1710 Rolling Hills Dr Prescott, AZ 86303 Bus: (480) 296-4212 E-mail: superstitionmeadery@hotmail. com

T Table Mountain Vineyards

Box 24 Huntley, WY 82218 Bus: (307) 459-0233 E-mail: info@tablemountainvineyards. com

Texas Mead Works

5151 FM 20 Seguin, TX 78155 Bus: (830) 379-9463 E-mail:

Thistle Meadery

Gawler, S. Australia E-mail:

Tomahawk Mill Vineyards & Winery

9221 Anderson Mill Rd Chatham, VA 24531 Bus: (434) 432-1063 E-mail:

U Urban Farm Fermentory

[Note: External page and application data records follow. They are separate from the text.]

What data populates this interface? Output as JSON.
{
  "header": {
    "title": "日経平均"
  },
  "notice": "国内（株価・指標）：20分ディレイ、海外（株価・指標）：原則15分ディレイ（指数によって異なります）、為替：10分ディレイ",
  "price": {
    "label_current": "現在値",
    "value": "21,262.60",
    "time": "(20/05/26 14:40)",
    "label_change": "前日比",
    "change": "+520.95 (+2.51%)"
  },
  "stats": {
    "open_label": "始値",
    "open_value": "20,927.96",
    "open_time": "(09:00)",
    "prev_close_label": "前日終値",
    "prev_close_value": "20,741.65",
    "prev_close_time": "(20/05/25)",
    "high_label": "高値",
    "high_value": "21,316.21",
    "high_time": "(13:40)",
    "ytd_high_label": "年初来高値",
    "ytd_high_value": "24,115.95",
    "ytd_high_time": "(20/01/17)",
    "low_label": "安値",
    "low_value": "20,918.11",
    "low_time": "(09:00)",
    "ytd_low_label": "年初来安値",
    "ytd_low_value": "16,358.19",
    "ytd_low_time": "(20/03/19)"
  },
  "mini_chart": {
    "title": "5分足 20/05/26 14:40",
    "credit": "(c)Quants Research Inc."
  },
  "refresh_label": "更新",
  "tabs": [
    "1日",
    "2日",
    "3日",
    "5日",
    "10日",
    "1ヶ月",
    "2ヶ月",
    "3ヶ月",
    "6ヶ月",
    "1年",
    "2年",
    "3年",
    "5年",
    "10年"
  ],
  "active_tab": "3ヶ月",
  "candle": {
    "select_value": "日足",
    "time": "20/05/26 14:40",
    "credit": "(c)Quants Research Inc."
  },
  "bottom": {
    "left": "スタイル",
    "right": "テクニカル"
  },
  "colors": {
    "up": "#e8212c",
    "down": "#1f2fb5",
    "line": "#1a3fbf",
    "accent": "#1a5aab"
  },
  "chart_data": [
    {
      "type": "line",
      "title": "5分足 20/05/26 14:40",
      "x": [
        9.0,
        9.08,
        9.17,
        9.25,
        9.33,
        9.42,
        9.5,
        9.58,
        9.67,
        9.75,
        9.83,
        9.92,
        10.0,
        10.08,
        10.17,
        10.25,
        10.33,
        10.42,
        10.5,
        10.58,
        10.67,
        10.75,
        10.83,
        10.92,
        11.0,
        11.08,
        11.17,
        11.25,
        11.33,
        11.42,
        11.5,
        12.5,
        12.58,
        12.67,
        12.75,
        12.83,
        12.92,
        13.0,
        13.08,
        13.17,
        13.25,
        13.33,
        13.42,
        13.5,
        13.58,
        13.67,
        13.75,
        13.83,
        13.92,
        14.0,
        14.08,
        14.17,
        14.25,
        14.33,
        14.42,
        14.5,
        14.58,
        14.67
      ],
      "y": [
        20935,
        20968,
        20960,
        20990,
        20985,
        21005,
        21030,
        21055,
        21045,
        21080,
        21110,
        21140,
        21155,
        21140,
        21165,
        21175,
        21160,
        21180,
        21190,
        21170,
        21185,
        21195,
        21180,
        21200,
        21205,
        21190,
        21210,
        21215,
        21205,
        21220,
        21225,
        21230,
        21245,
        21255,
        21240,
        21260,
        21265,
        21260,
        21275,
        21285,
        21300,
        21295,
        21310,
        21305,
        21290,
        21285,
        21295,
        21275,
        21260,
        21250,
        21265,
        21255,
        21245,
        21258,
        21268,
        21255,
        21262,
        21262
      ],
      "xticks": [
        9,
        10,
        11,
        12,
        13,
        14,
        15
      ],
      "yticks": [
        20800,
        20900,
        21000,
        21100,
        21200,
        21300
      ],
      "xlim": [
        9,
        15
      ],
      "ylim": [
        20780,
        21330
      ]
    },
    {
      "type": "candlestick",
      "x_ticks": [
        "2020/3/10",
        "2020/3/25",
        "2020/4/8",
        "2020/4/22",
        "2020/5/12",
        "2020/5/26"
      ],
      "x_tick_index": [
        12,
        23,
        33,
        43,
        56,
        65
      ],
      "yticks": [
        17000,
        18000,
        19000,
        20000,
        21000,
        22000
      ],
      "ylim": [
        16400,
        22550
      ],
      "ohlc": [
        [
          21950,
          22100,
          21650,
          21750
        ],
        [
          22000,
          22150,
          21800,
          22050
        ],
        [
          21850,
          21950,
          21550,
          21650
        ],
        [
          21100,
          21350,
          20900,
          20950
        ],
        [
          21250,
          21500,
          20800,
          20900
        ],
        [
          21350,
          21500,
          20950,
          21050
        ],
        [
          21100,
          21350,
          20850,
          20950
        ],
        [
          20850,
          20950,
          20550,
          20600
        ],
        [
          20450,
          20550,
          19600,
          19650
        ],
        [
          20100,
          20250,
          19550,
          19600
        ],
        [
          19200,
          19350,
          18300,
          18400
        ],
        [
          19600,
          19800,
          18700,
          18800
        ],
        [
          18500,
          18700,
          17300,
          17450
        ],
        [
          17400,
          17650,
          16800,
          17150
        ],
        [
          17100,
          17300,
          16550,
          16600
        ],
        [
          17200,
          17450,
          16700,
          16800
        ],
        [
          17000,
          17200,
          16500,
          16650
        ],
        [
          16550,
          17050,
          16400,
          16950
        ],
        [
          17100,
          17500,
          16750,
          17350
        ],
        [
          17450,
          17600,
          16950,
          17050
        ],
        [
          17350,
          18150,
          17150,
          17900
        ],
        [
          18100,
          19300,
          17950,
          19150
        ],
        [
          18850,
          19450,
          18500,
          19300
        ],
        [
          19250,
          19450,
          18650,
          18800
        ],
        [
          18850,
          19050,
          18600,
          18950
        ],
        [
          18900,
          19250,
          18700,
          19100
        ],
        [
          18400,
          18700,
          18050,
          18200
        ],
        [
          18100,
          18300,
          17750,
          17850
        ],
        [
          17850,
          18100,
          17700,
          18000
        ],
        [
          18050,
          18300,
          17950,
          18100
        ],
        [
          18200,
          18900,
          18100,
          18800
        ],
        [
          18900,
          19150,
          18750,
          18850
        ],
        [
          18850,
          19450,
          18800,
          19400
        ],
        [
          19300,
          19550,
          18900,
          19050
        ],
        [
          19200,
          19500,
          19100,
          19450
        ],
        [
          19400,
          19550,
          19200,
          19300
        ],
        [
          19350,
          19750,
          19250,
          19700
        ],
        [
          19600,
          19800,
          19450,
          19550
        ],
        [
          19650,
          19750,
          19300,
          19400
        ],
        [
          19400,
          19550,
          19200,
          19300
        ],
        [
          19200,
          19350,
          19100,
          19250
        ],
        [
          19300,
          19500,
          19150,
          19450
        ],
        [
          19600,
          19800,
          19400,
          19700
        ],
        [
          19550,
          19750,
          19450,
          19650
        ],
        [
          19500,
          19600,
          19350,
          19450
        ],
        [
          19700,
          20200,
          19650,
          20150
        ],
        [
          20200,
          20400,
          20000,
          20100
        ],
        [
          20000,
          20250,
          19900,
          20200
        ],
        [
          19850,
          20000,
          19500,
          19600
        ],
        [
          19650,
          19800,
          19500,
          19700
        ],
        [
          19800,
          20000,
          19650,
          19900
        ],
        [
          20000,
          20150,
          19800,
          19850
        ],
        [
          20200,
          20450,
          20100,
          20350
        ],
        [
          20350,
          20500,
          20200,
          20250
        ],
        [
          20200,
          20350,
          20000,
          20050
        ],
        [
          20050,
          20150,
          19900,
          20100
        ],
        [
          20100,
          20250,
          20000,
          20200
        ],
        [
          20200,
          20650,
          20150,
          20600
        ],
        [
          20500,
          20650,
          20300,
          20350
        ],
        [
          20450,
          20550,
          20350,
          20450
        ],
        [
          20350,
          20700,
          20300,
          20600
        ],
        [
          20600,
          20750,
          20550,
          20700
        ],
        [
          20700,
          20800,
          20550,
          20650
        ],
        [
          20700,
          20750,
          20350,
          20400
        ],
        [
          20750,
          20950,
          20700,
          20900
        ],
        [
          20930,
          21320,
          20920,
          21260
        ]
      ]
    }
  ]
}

200 Anderson St Bay 4 Portland, ME 04101 Bus: (207) 773-8331 E-mail:

V Valley Vineyards

2276 E US 22 & 3 Morrow, OH 45152 Bus: (513) 899-2485 E-mail:

Volcano Winery

35 Pii Mauna Dr Volcano, HI 96785 Bus: (808) 967-7772 E-mail:

Von Jakob’s Vineyard

1309 Sadler Rd Pomona, IL 62975 Bus: (618) 893-4500 E-mail:


Walton’s Mountain Winery & Vineyards PO Box 526 West Point, CA 95255 Bus: (209) 293-4010 E-mail:

White Winter Winery

68323A Lea St Iron River, WI 54847 Bus: (715) 372-5656 E-mail:

Wild Blossom Meadery & Winery 10033 S Western Ave Chicago, IL 60643 Bus: (773) 233-7579 E-mail:

Wills Winery

814 S. Main St Ste 3 Lapeer, MI 48446 Bus: (810) 245-9463 E-mail:

Winehaven Winery & Vineyrd 9757 292d St Chisago City, MN 55013 Bus: (651) 257-1017 E-mail:

Woodstone Creek Winery & Distillery 3641 Newton Ave Cincinnati, OH 45207 Bus: (513) 569-0300 E-mail:

AMMA | 31